No, there's plenty to deny there. It depends on the player. A hard drive-based player might spend more energy reading the larger FLAC file because a lot of their power goes to the hard drive and larger files require more seeks. Flash-based players might spend more energy decoding the MP3 because its compression is more complex for the CPU.
That said, neither of those have any effect on the "energy" of the analog signal. You can't hear the energy required to decode a file, sorry.
What were your blind test results and methodology?
Lossy does effect dynamic range which could lead to the perception of more energy in playback.
Could you link me to information on this? Every lossy track I've ripped has had almost identical ReplayGain volume levels to the original lossless, within 0.1dB.
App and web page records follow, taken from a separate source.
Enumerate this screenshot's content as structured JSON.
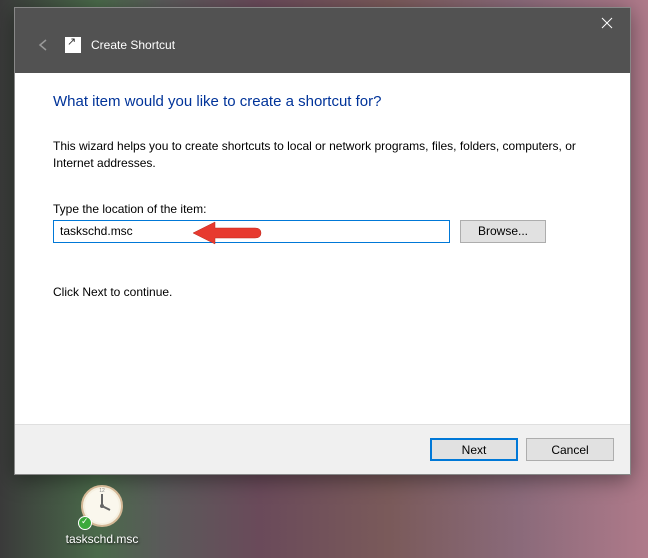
{
  "dialog": {
    "title": "Create Shortcut",
    "heading": "What item would you like to create a shortcut for?",
    "description": "This wizard helps you to create shortcuts to local or network programs, files, folders, computers, or Internet addresses.",
    "input_label": "Type the location of the item:",
    "input_value": "taskschd.msc",
    "browse_label": "Browse...",
    "continue_text": "Click Next to continue.",
    "next_label": "Next",
    "cancel_label": "Cancel"
  },
  "desktop": {
    "shortcut_name": "taskschd.msc"
  }
}
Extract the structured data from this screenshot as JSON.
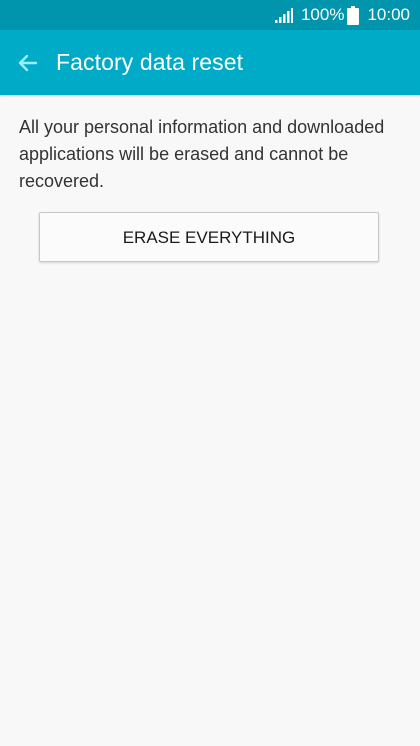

Well lossy does affect DR but only marginally, and usually not noticeably. What I'm talking about is not related to the soundstage (which didn't really differ much between 320 and FLAC), I'm speaking more about how "bouncy" my HD598s got, just straightforward, more phyisical vibrating action going on.
That's because most cds don't really have a dynamic range over 60db or so, so the higher noisefloor of the lossy doesn't come into effect compared to the lossless. However when dealing with something low like 128kbps vs something like 320kbps or lossless, I can tell a difference in the dynamics of percussion in the files. The 320 or lossless file has louder peaks in it compared to the 128kbps version. As regards to the whole visceral aspect though, I have a hard time believing.
Noise floor has nothing to do with peaks. In order for the peaks to be quieter, the low bitrate file would have to be dynamically compressing them, such that quieter sounds are louder and louder sounds quieter. This would be apparent in ReplayGain's analysis. I've not heard of MP3 dynamically compressing anything, but I could be wrong.
I just encoded "Blowin' in the Wind" by Bob Dylan to V5 MP3 (~153kbps) and ReplayGained it. Both the FLAC and MP3 have -3.70dB gain, the MP3 has a peak of 1.217572 and the FLAC has a peak of 0.998932. That's weird, but it doesn't suggest any dynamic compression.
I could open them both up in Audacity if you want. I probably will anyway
Yeah, I did anyway. Both have the same amount of dynamics, but the MP3 clips in several places. Probably because of the variable encoding, or compression artifacts.